Jack Hooper of Springfield believes there are political fingerprints all over the price swings.
“Well, I don’t like it,” said Hooper. “There were things done that shouldn’t have been done and that’s why they’re going up.”
However, Gasbuddy Analyst Patrick De Haan puts the blame into a broader context.
“There’s a lot of frustration and anger because if you voted for somebody and they didn’t get into office, you’d like to blame the person you didn’t vote for,” said Haan. “There’s a lot of misunderstanding and outside factors have much more weight on this than one person.”
The national average in April 1993 was $1.07 per gallon. Ten years later, during the Iraq War, the average price was $1.64. Unfortunately, looking at price swings in isolation means missing long-term trends.
So, economists study gas costs as mathematical log differences in monthly high and low prices. It’s more complex, but it better accounts for the price swings.
If we follow the economist’s approach using 336 months of price data from April 1993 to March 2021, we see price dips and peaks across each presidential administration. The dollar amounts show, the national price per gallon fluctuates and inflation is not a big issue. Gas prices trended below overall inflation for the 100 years.
The highest average price swings occurred under George W. Bush, so were certain presidents better than others at lowering gas prices?
“There’s a lot of misunderstanding, and part of this is that politicians have lied to the American people, and implied that they have more control over these things when they really do not,” said Haan. “This is a global commodity.”
However, curiosity calls for a calculation of political impact. So, by using something called time series analysis, we isolated different factors on monthly price changes. Crude oil prices drove gas prices the most, followed by Asia’s increased demand, and increased futures trading. The presidential influence was far less effective.

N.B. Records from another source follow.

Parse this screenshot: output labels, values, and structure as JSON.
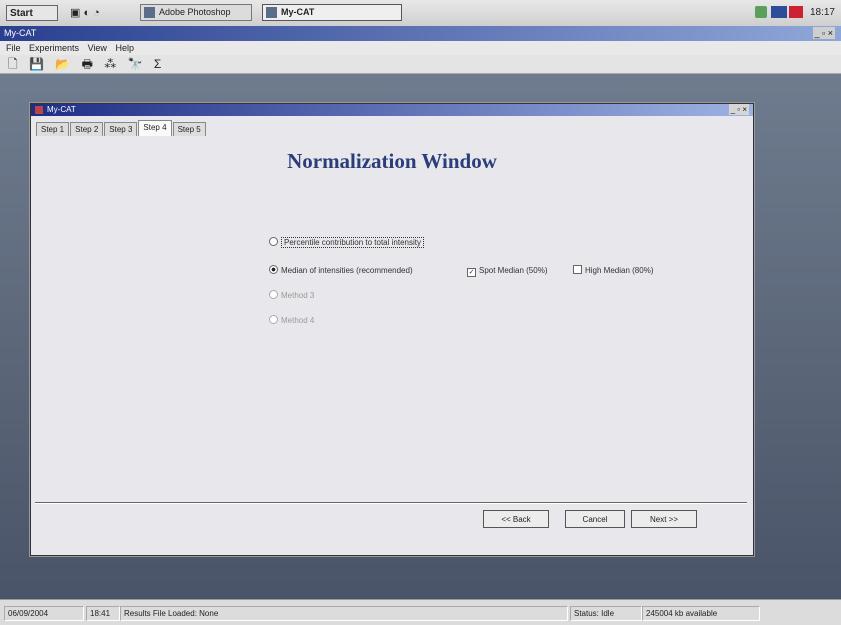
{
  "taskbar": {
    "start_label": "Start",
    "tasks": [
      {
        "label": "Adobe Photoshop"
      },
      {
        "label": "My-CAT"
      }
    ],
    "clock": "18:17"
  },
  "app": {
    "title": "My-CAT",
    "window_controls": "_ ▫ ×",
    "menu": [
      "File",
      "Experiments",
      "View",
      "Help"
    ],
    "toolbar_icons": [
      "new-icon",
      "save-icon",
      "open-icon",
      "print-icon",
      "chart-icon",
      "binoculars-icon",
      "sigma-icon"
    ]
  },
  "child": {
    "title": "My-CAT",
    "window_controls": "_ ▫ ×",
    "tabs": [
      "Step 1",
      "Step 2",
      "Step 3",
      "Step 4",
      "Step 5"
    ],
    "active_tab": 3,
    "heading": "Normalization Window",
    "options": {
      "opt1": "Percentile contribution to total intensity",
      "opt2": "Median of intensities (recommended)",
      "opt2_check1": "Spot Median (50%)",
      "opt2_check2": "High Median (80%)",
      "opt3": "Method 3",
      "opt4": "Method 4"
    },
    "buttons": {
      "back": "<< Back",
      "cancel": "Cancel",
      "next": "Next >>"
    }
  },
  "status": {
    "date": "06/09/2004",
    "time": "18:41",
    "message": "Results File Loaded: None",
    "status_text": "Status: Idle",
    "memory": "245004 kb available"
  }
}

So, looking at the big picture, politics may play some role in gas prices but the real cause includes the American people.
“It’s still overall a buyer and seller, a market of economics,” said Haan.